- [Activity]:
Type the data below again exactly. Omit all pictures.

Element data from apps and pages
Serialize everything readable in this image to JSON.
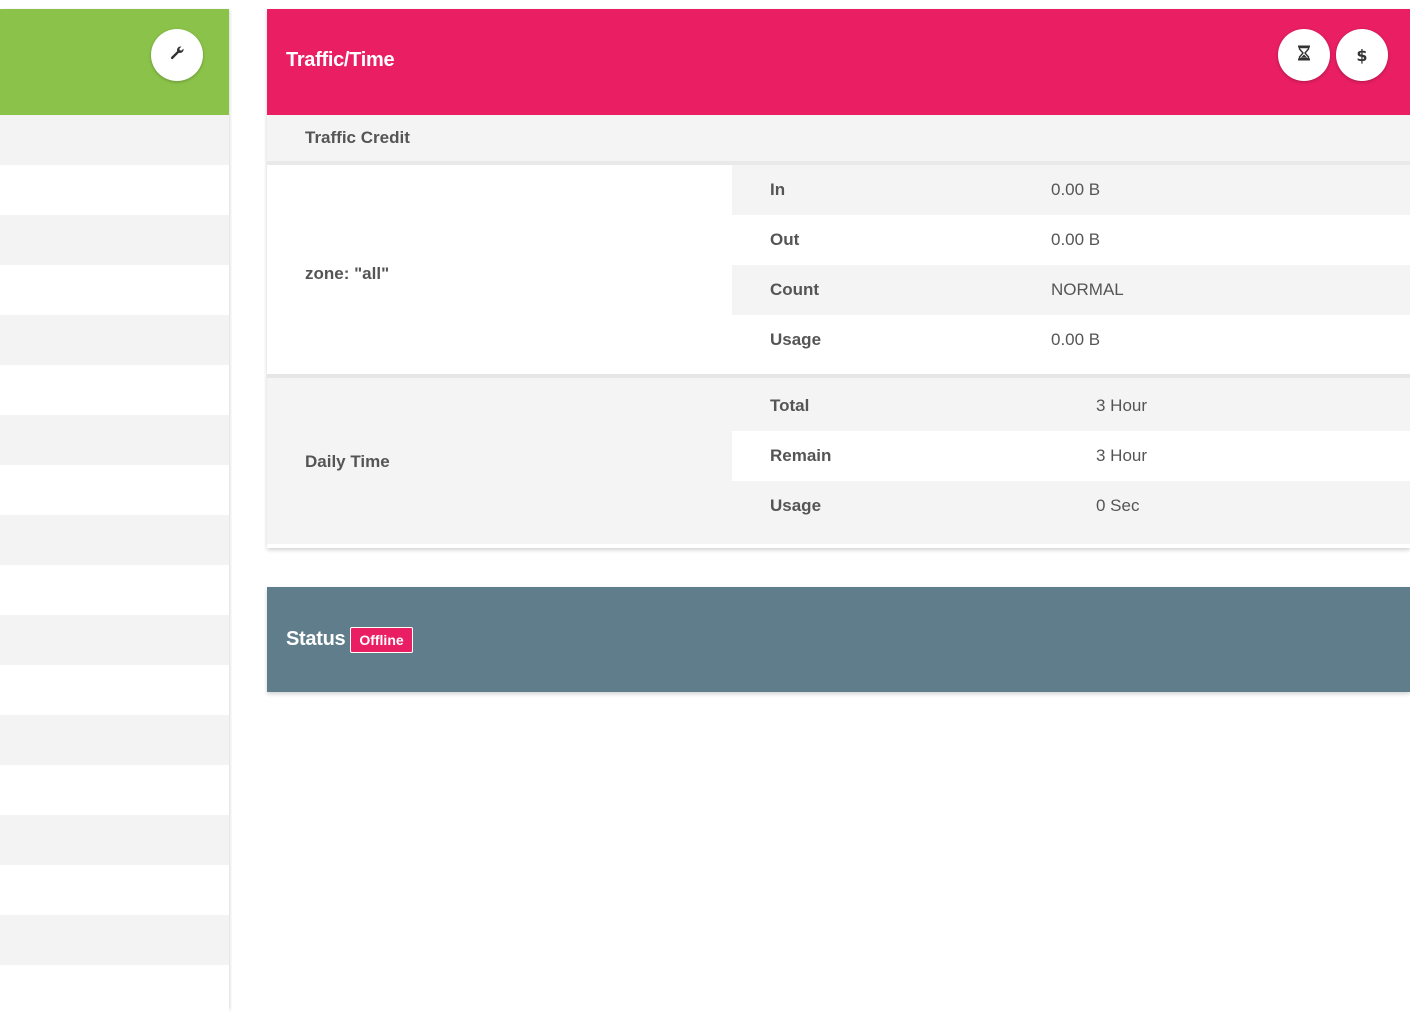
{
  "colors": {
    "left_header": "#8bc34a",
    "traffic_header": "#e91e63",
    "status_header": "#607d8b",
    "badge_offline": "#e91e63"
  },
  "left_panel": {
    "tool_icon": "wrench-icon",
    "row_count": 18
  },
  "traffic_card": {
    "title": "Traffic/Time",
    "buttons": [
      {
        "icon": "hourglass-icon",
        "glyph": "⧗"
      },
      {
        "icon": "dollar-icon",
        "glyph": "$"
      }
    ],
    "section_title": "Traffic Credit",
    "zone": {
      "label": "zone: \"all\"",
      "rows": [
        {
          "key": "In",
          "value": "0.00 B"
        },
        {
          "key": "Out",
          "value": "0.00 B"
        },
        {
          "key": "Count",
          "value": "NORMAL"
        },
        {
          "key": "Usage",
          "value": "0.00 B"
        }
      ]
    },
    "daily": {
      "label": "Daily Time",
      "rows": [
        {
          "key": "Total",
          "value": "3 Hour"
        },
        {
          "key": "Remain",
          "value": "3 Hour"
        },
        {
          "key": "Usage",
          "value": "0 Sec"
        }
      ]
    }
  },
  "status_card": {
    "title": "Status",
    "badge": "Offline"
  }
}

- [Exercise result]:
Serialize everything readable in this image to JSON.
{
  "colors": {
    "left_header": "#8bc34a",
    "traffic_header": "#e91e63",
    "status_header": "#607d8b",
    "badge_offline": "#e91e63"
  },
  "left_panel": {
    "tool_icon": "wrench-icon",
    "row_count": 18
  },
  "traffic_card": {
    "title": "Traffic/Time",
    "buttons": [
      {
        "icon": "hourglass-icon",
        "glyph": "⧗"
      },
      {
        "icon": "dollar-icon",
        "glyph": "$"
      }
    ],
    "section_title": "Traffic Credit",
    "zone": {
      "label": "zone: \"all\"",
      "rows": [
        {
          "key": "In",
          "value": "0.00 B"
        },
        {
          "key": "Out",
          "value": "0.00 B"
        },
        {
          "key": "Count",
          "value": "NORMAL"
        },
        {
          "key": "Usage",
          "value": "0.00 B"
        }
      ]
    },
    "daily": {
      "label": "Daily Time",
      "rows": [
        {
          "key": "Total",
          "value": "3 Hour"
        },
        {
          "key": "Remain",
          "value": "3 Hour"
        },
        {
          "key": "Usage",
          "value": "0 Sec"
        }
      ]
    }
  },
  "status_card": {
    "title": "Status",
    "badge": "Offline"
  }
}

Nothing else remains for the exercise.